Chronic wasting disease affects the brain and nervous system of infected cervids (deer, elk and moose) in certain geographic locations in North America. CWD attacks the brain of infected animals and produces enough damage to eventually result in death.
Current Status: Fast Facts:
During the fall of 2012 chronic wasting disease was detected on a captive white-tailed deer farm in Adams County, Pennsylvania. In March 2013 the Pennsylvania Game Commission (PGC) announced three free-ranging white-tailed deer harvested during the 2012 firearms season from Bedford (1) and Blair (2) counties also were found to be positive for CWD. The three free-ranging deer were sampled as part of the Game Commission's annual testing of a portion of hunter-harvested deer. Following the detection of CWD in both captive and free-ranging deer in Pennsylvania, an executive order was issued by the Game Commission to establish Disease Management Areas (DMAs). UPDATE: Test results confirming a Bedford County road-killed buck submitted for testing in November was CWD positive were returned December 24, 2013. Testing of samples submitted in 2013 still continues.
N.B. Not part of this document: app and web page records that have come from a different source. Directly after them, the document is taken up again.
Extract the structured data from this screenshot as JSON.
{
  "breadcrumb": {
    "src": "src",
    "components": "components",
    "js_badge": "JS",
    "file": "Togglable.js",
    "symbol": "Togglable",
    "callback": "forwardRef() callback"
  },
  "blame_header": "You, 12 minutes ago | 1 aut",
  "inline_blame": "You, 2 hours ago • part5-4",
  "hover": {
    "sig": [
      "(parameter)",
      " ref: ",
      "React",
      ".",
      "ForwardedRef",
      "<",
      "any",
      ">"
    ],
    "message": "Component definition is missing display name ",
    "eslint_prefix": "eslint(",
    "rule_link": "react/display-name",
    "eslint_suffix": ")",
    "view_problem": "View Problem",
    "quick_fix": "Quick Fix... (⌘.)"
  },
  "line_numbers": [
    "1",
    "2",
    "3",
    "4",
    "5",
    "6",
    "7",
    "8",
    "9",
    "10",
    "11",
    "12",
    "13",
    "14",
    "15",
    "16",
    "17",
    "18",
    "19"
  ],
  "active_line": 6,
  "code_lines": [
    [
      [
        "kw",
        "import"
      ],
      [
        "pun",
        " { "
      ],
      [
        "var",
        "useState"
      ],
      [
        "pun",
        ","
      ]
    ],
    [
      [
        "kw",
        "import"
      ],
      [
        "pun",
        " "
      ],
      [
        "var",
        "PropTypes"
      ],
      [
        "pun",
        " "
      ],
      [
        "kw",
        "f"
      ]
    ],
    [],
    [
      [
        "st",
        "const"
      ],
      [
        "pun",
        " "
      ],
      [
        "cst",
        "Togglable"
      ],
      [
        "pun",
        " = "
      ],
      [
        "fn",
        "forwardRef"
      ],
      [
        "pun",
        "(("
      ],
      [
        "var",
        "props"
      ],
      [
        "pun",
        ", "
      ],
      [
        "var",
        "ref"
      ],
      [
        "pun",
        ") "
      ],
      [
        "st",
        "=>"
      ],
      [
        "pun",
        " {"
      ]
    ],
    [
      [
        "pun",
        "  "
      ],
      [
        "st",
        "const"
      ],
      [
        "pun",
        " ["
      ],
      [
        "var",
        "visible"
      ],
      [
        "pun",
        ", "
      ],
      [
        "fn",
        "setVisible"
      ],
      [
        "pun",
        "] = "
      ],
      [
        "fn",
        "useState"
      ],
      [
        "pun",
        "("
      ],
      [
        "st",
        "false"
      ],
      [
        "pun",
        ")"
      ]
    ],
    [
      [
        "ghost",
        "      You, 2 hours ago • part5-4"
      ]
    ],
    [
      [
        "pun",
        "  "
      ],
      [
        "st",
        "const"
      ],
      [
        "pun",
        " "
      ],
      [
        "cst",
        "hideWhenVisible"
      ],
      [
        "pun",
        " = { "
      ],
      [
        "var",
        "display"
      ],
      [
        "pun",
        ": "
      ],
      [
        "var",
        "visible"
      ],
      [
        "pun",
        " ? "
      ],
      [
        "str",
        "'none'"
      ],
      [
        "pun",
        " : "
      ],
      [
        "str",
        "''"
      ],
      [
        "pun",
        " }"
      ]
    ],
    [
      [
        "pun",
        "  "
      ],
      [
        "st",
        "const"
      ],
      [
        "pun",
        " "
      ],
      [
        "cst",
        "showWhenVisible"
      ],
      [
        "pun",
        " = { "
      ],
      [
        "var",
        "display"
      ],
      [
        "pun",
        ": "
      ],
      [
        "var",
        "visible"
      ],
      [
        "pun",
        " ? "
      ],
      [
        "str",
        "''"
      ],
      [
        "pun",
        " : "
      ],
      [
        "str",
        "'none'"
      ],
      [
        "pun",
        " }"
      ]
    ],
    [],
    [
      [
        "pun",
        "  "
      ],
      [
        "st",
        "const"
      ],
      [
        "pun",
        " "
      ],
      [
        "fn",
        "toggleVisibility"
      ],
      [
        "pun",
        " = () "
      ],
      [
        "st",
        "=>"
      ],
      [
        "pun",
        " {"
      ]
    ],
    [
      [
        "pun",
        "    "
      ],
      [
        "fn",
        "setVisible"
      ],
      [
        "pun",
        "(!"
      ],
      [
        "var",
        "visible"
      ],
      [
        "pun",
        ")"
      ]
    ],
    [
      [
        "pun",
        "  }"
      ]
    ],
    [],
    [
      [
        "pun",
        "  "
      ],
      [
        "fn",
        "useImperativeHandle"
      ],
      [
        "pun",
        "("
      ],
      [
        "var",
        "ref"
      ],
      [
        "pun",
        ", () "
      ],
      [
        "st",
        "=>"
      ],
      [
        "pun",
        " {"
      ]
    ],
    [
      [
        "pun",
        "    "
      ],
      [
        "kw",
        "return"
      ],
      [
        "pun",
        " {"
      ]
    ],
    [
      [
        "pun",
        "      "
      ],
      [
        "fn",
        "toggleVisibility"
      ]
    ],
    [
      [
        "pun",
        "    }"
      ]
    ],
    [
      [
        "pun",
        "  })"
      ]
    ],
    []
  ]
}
- Chronic wasting disease has been found in two areas of the Commonwealth.
- Within DMAs, rehabilitation of cervids (deer, elk and moose); the use or possession of cervid urine-based attractants in an outdoor setting; and the feeding of wild, free-ranging cervids are prohibited.
- The Game Commission has set a goal of randomly sampling 1,000 deer within each DMA for CWD testing, in addition to sampling 3,000 deer from across the remainder of the state.
- If CWD is detected in any sample, the hunter will be notified and personally visited by a Game Commission staff member.
- If you want assurance that your deer will be tested for CWD, you should contact the Pennsylvania Department of Agriculture at 717-787-8808 and make arrangements for delivery and payment for testing.
- Deer carcasses and high-risk parts should never be put out on the landscape, but rather be disposed of with trash that is deposited in a landfill.
- Removing high-risk parts from any DMA is prohibited, with the exception of taking them to Game Commission-approved locations outside any DMA. Hunters in DMAs who butcher their deer and whose waste does not end up in a landfill can dispose of carcasses and high-risk parts in large waste containers that will be available at the following four state game lands from the start of archery season through the end of late flintlock season.
- SGL 249- 1070 Lake Meade Road, East Berlin, PA 17316 (DMA 1)
- SGL 242- 85 Game Road, Dillsburg, PA 17019 (DMA 1)
- SGL 147- 128 Seldom Seen Road, Martinsburg, PA 16662 (DMA 2)
- SGL 041- 372 Replogle School Road, New Enterprise, PA 16664 (DMA 2)
- If you see a deer or elk that you believe is sick, do not disturb, or attempt to kill or remove the animal. Accurately document the location of the animal and immediately contact the nearest PGC Region Office.
To learn more about chronic wasting disease, and precautions in place to limit its influence on Pennsylvania's wild deer populations, please explore the following:
A Letter to Hunters (September 2013)
Simple Precautions When Pursing or Handling Deer & Elk (CWDA*)
Field Dressing, Boning and Home Processing: VIDEOS (CWDA*)
Cooperating Processors and Taxidermists
Information on having your deer tested can be found on the Department of Agriculture's webpage (PDA*)
For Taxidermists & Processors:
Every meat processor should know. . .
Every taxidermist should know . . .
What is CWD?
Chronic wasting disease FAQs
Chronic Wasting Disease in PA brochure
Wildlife Disease Reference Library document on CWD
Shedding Light on chronic wasting disease: VIDEO (CWDA*)
CWD in Pennsylvania
CWD in Pennsylvania – May 2013 Update: VIDEO
Update to Rules Regarding CWD (September 2013)
Cervid Parts Importation Ban
CWD Executive Order
Map of Disease Management Area 1 (DMA 1) in Adams and York counties
Map of Disease Management Area 2 (DMA 2) in Bedford, Blair, Cambria and Huntingdon counties
Pennsylvania CWD Response Plan
Chronic Wasting Disease Alliance (CWDA)
Captive Cervid Breeding Fact Sheet (The Wildlife Society)
Pennsylvania Department of Agriculture (PDA) CWD webpage: Commercial deer farms are inspected and regulated by PDA, which tests all mortality of suspect animals that die in a captive setting. PDA will test hunter-killed deer for CWD for a fee.